I like country music when it’s not too depressing, and The Dixie Chicks are good fun in this regard. They’re in the news today after NBC refused to screen a trailer for their documentary, which follows the few years after they were abruptly launched into politics when lead singer Natalie Maines, during a break at a 2003 London concert, said:
Just so you know, we’re ashamed the President of the United States is from Texas.
The US right-wing press went nuts. I may think it’s a weird thing to say – how does it make sense to take pride in / be ashamed of somebody else being born in the same arbitrary land area as you? It’s like being proud of sharing a birthday – but it was apparently off-the-cuff and certainly pales in comparison to the insanity of the reaction. Wikipedia’s good write-up says:
The remark sparked intense criticism from many Americans, on three grounds: that Maines shouldn’t be criticizing the nation’s head of state while on foreign soil; that Maines shouldn’t be criticizing the military’s commander-in-chief while the country was on the verge of war; and (from a business standpoint) that Maines shouldn’t be making political statements that would offend the Dixie Chicks’ culturally conservative audience base.
Which is all crap, if you ask me. The first two are just ridiculous, and the third is funny. I particularly like it when lay-people pretend they have any interest in business decisions. It’s like mobile phone mast campaigners claiming they’re not NIMBY-ing, just trying to tell Orange that they think it would be a better business decision to place it somewhere else (a frequent response after somebody asks them to provide any evidence to back up their health claims). Who do they think believes them for even for a moment?
Many radio stations refused to play their music – one arranged for its listeners to donate their cds to be crushed by a bulldozer – and the band received death threats. Aside from the craziness that this can all result from something fairly innocuous – doesn’t Jon Stewart say worse every night? – it’s at least an interesting story. The new documentary, Shut up and Sing, has the following trailer:
and US tv-channel NBC refused to show it on the grounds that it’s ‘disparaging to President Bush’. I assume this channel is happy to screen political ads that personally attack senators etc. I wonder whether the real reason is right-wing bias or fear of a backlash. I’m sure there are crazies on the left, but the ultra-nationalism that goes seems to go hand-in-hand with the modern Republican Party is appalling. Gotta hope the Democrats have some success in next week’s midterm elections.
Natalie Mains said to the Telegraph earlier this year:
The entire country may disagree with me, but I don’t understand the necessity for patriotism. Why do you have to be a patriot? About what? This land is our land? Why? You can like where you live and like your life, but as for loving the whole country … I don’t see why people care about patriotism.

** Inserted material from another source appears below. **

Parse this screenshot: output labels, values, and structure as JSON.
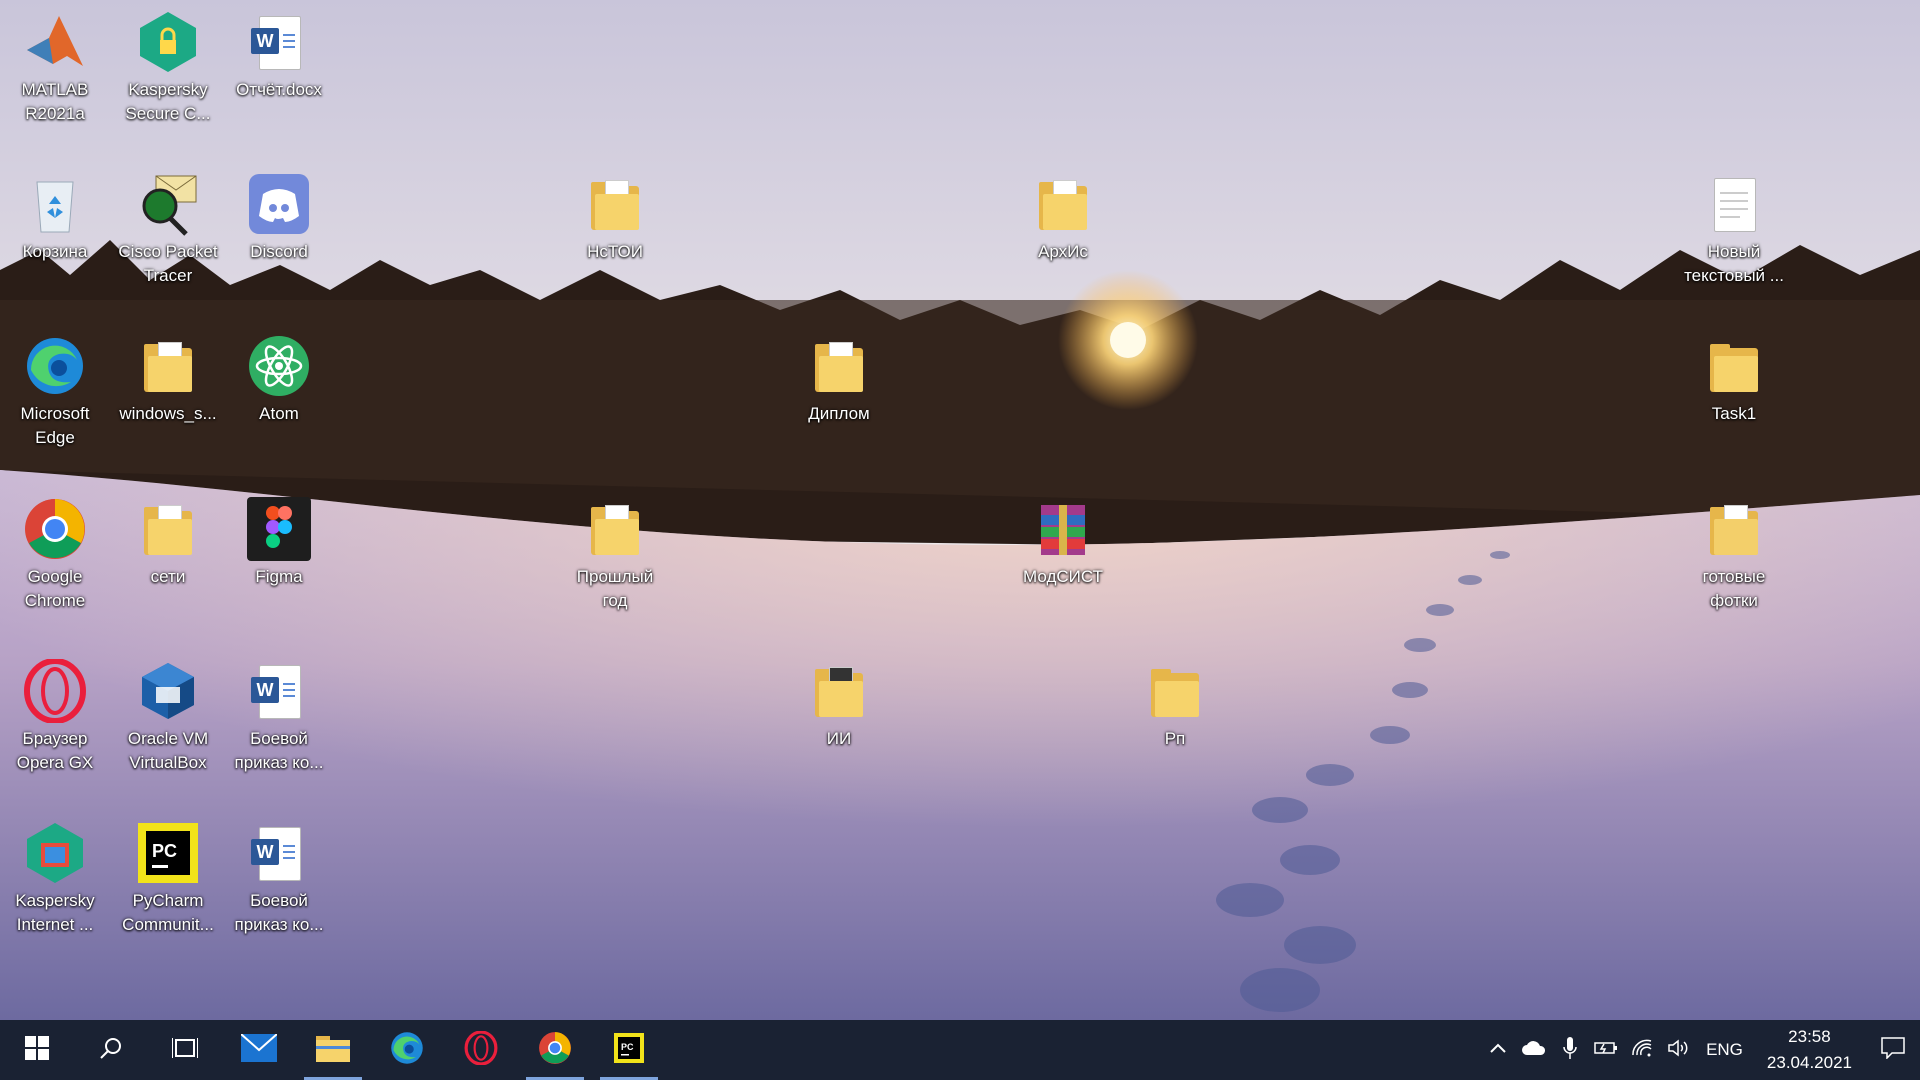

Doesn’t necessarily follow from the 2003 comment, but I like the sentiment 🙂 I don’t know whether the documentary will make it over here, but it looks worth catching.